Restaurant Serving Adulterated Food Is Liable for Injuries
Only boiled turnips may be more unappetizing than food containing foreign substances.
We all have had the occasional experience of finding a hair in our food. Most of us can tolerate that. It is unlikely to injure us or make us ill.
Rocks in beans, broken glass in beverages or bacteria in meat, however, may pose threats to our health.
If you are injured by foreign or unhealthy substances in food served in a restaurant, the restaurant owner generally will be liable to you for your injuries and damages.
These damages typically include reimbursement for medical or dental bills and any wages you may lose. You also may be compensated for your pain and discomfort.
In most cases, a restaurant will be liable for injuries to customers even though great care was used in the preparation of the food served. Those who sell food for human consumption are held to a high degree of responsibility for their products.
There is a notable exception to this rule. If you are injured by a substance commonly found in a particular item of food, and the substance is not inherently dangerous, the restaurant owner generally will not be liable for your injuries.

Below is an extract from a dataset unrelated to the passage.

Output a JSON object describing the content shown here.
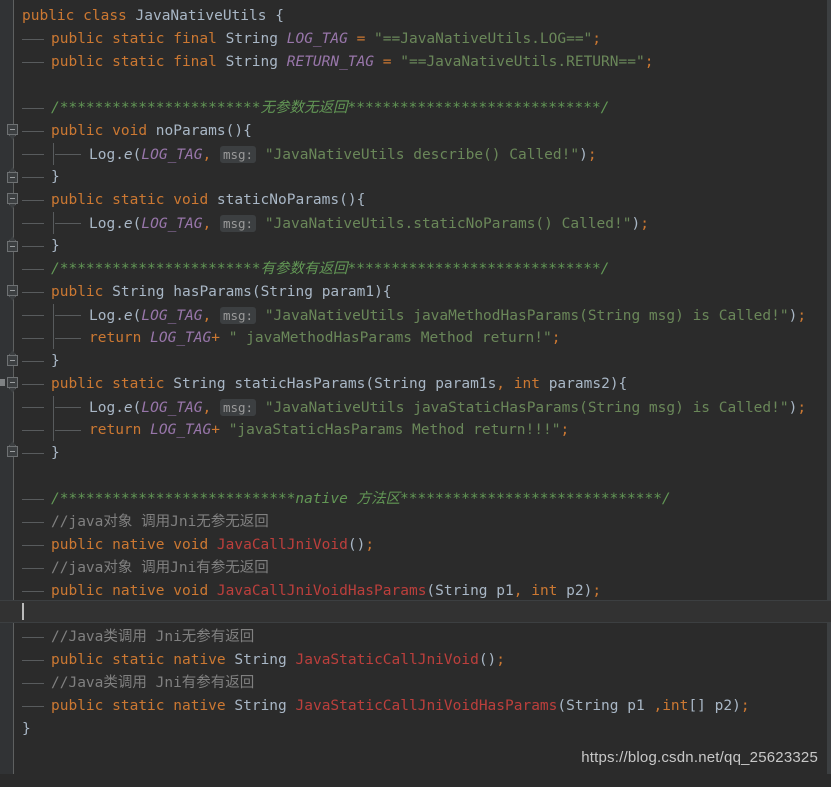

For example, it is common knowledge that T-bone steaks have bones in them. If you break a tooth on the bone, the restaurant will not be responsible. This legal principle is called "assumption of the risk." A customer assumes the risk associated with eating certain foods.
Fish or steak with bones are not unreasonably dangerous. Generally, restaurants will not be held liable for your damages if you are injured by these substances. Of course, the result would be different if you broke your tooth on a piece of metal or some other foreign object in steak or fish.
When food leaves the seller's hands, it must be in a condition reasonably expected by the consumer. If it is, it will not be unreasonably hazardous. If it is not, the seller generally must be responsible for any injury or illness that results.
If you are harmed by foreign substances in food, you may wish to consult a lawyer experienced in handling personal injury matters.